● **Your assignment**: Your answer should hold every line of the records below that contains the string "icon".

● **Exercise inputs**:
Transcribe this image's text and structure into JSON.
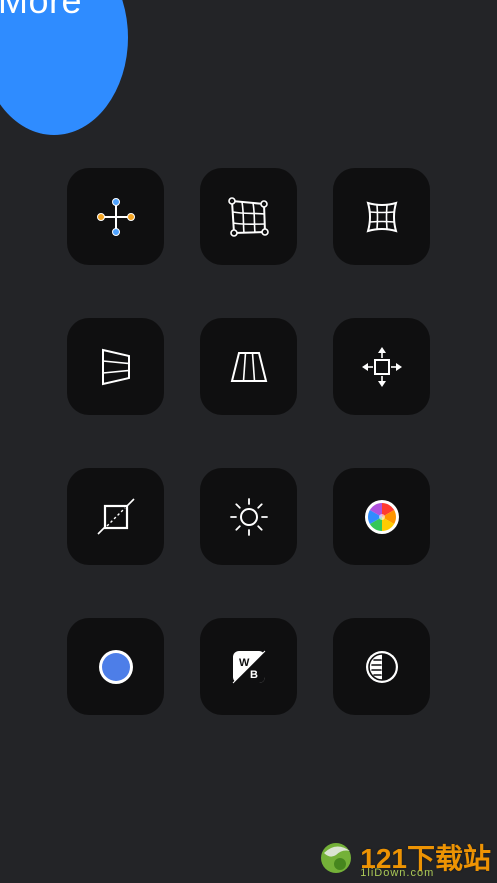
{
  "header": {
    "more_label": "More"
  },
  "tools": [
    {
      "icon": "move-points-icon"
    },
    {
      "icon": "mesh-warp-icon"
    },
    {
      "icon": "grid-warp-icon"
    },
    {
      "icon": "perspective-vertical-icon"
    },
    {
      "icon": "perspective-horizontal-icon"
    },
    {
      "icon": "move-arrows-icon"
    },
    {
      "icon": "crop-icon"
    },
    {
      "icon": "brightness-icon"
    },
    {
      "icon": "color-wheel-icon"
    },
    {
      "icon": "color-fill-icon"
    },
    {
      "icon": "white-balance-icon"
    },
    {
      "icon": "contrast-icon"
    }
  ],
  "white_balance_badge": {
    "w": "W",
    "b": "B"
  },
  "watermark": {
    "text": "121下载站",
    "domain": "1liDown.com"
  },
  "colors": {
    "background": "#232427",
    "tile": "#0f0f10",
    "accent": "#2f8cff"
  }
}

● **Expected answer**:
      "icon": "move-points-icon"
      "icon": "mesh-warp-icon"
      "icon": "grid-warp-icon"
      "icon": "perspective-vertical-icon"
      "icon": "perspective-horizontal-icon"
      "icon": "move-arrows-icon"
      "icon": "crop-icon"
      "icon": "brightness-icon"
      "icon": "color-wheel-icon"
      "icon": "color-fill-icon"
      "icon": "white-balance-icon"
      "icon": "contrast-icon"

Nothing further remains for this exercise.